You probably already know that vibrato is an important technique, but very few guitar players know how to master it. Some struggle for years to get their vibrato to sound good… others take vibrato for granted and hope that it develops on its own (it usually doesn't). When your vibrato is weak, your guitar playing doesn't sound good, no matter what you play (or how fast you play).
To master vibrato, you need to break this technique down to its fundamentals, practice each one separately and then integrate them together. Watch this video to see the process of developing great vibrato on guitar:
Here are 5 tips that will help you master vibrato fast:
1. Know What You Are Looking For
When you practice vibrato, be clear on what sound you are looking for… and what sound you are NOT looking for.
There IS a very clear difference between good vibrato and bad vibrato. Watch the video above to hear many examples of both types of vibrato and pay attention to its sound when you practice.
Good vibrato is always: Controlled, in tune, appropriate to the musical context in which it is applied.

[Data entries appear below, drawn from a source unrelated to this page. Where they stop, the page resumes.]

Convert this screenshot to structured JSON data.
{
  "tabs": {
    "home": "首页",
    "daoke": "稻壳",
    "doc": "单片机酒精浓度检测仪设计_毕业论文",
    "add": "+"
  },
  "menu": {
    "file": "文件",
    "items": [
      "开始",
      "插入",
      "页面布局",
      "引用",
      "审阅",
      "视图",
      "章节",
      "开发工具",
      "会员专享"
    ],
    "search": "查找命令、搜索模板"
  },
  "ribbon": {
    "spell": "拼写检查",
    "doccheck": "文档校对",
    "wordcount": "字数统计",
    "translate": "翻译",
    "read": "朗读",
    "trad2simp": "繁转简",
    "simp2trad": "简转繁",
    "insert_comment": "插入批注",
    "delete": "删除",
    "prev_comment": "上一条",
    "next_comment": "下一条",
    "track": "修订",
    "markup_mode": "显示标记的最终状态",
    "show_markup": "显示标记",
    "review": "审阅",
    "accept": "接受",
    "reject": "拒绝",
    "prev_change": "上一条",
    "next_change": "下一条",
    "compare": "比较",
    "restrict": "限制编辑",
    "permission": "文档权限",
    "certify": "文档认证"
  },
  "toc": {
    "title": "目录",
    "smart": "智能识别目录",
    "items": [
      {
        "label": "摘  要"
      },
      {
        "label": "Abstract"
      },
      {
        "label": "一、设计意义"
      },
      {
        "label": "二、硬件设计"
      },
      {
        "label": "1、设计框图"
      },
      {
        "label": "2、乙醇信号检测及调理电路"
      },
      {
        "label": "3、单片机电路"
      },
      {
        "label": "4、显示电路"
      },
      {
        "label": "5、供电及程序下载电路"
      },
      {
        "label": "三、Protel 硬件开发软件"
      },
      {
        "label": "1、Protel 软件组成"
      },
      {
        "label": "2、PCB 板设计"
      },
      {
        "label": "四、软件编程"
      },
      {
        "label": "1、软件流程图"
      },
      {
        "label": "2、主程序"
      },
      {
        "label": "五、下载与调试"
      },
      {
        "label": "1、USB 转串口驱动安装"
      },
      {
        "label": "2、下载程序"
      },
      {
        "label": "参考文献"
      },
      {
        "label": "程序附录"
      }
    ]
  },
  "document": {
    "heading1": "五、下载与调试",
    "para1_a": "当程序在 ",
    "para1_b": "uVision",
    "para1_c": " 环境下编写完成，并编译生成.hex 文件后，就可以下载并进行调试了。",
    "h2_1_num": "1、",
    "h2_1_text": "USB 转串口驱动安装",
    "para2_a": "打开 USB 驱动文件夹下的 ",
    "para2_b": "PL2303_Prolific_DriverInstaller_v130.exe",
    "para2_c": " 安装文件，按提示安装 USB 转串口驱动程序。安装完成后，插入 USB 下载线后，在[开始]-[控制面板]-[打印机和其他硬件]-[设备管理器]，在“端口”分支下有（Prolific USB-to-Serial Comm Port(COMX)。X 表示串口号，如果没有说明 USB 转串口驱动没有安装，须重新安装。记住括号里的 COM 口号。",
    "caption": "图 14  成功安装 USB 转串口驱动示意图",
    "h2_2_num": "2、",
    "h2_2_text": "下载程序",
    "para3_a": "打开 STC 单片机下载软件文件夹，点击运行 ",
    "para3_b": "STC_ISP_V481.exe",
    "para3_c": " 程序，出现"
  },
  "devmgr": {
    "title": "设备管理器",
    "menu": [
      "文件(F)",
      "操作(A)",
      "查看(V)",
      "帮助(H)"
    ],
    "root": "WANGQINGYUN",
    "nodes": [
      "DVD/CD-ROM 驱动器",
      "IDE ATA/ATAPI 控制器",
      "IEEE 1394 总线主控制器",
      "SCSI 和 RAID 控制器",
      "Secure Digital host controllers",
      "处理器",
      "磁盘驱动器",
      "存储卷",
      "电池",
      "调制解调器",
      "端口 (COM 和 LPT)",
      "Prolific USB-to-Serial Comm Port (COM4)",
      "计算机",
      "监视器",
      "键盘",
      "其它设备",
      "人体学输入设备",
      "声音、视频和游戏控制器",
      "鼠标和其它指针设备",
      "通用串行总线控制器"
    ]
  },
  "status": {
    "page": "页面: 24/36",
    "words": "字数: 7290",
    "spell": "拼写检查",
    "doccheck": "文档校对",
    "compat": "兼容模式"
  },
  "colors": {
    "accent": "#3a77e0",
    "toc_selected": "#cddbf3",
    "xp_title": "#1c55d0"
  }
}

(Bad vibrato is the opposite of one or more of those things).
This does NOT mean that good vibrato must sound “the same way all the time”. The sound of good vibrato may vary depending on your musical style and context.
Sometimes narrow and slow vibrato is the best vibrato for a certain musical situation (hear an example).
Other times fast and wide vibrato is the best for expressing intense power, intensity and drama (hear an example).
The above 2 examples are both controlled and in tune. They may be either good or bad depending on the context they are used in. (Of course many other kinds of good vibrato also exist in between these extremes.)
Here is an example of vibrato that is both out of tune and uncontrolled: hear it. This kind of vibrato always sounds bad (in any context) - avoid it.
Determine what kind of vibrato expresses the exact emotion you want to convey in your music and focus on achieving that sound when you practice guitar. To get help with this, download this free eBook about adding fire and intensity to your guitar licks.
2. Allow Your Hands To Catch Up To Your Ears
The physical motions of playing vibrato on guitar are very simple. All you do is wrap your thumb around the neck of the guitar and rotate your forearm/wrist to do vibrato. The hard part is training your ears to guide your hands to produce the sound you want to hear.
When you play vibrato and it doesn't sound quite right, ask yourself: “What am I missing?” Is the vibrato too slow? Is it too fast? Is it inconsistent? (some pulses are wider or faster than others). Is it too wide? Too narrow? Asking these questions will guide your hands to make the adjustments needed to match the sound you hear in your head.
Do this to develop your ear for identifying good vibrato, so you can master it faster:
Listen to your favorite guitarists and pay attention to how they use vibrato.
Listen to the vibrato of your favorite singers and mimic their vibrato phrasing style in your own guitar licks (for help with this, read this article about how to play better guitar solos).
- Alternate good vibrato with intentionally making your vibrato too fast, too narrow, out of tune and inconsistent. Doing this will make your ears more sensitive to the contrast between good and bad vibrato.
3. Practice “Delayed Vibrato”
Instead of rushing to apply vibrato as soon as the note is played, let the note ring out for about a second and then apply vibrato. This will improve your phrasing in 2 ways:
Using delayed vibrato will make your guitar phrases more dramatic by bringing attention to the vibrato when it is applied.
- Delaying the vibrato prevents you from rushing, tensing up and making your vibrato too fast/narrow and out of control.
See/hear this technique demonstrated starting at 3:18 in the video.
Of course there are times when applying vibrato to a note immediately can also sound great. You will have a much easier time doing this after you learn to do a controlled/delayed vibrato (but not the other way around).
4. Practice Vibrato On Bent And Unbent Notes
Once you can consistently get the vibrato sound you want on an unbent note, begin applying the same approach to a bent note.
Follow these steps:
Step 1. Choose a note you want to bend (starting note) and determine the note you are bending up to (target note). For example: from a starting note on fret 7 on the G string, bend up to the target note on fret 9.
Step 2. Pick the starting note and bend it.
Step 3. Once the pitch matches that of the target note, wait for a moment while the string rings out (delaying the vibrato).
Step 4. Strike the string again and apply vibrato (immediately).
Step 5. Repeat this several times.
Step 6. Move to a new area of the fretboard (such as around the 20th fret or above, or the lower frets/strings) and start the process over. Repeat this several times for 3-5 minutes.
To hear an example of this, watch this video (the demonstration starts at 2:55 in the video).
5. Practice Integration Through Variations
Practicing vibrato in isolation is not enough. You must learn how to vary the sound, speed and width of the vibrato to match the music you are playing. Take a single guitar lick and practice creating dozens of phrasing variations on it (varying how the notes are played). This will get you to fully integrate vibrato into your guitar playing in a fluent way.
To hear lots of examples of how to do this (and to get more help with mastering vibrato in your guitar playing), download this free eBook about playing emotional guitar licks.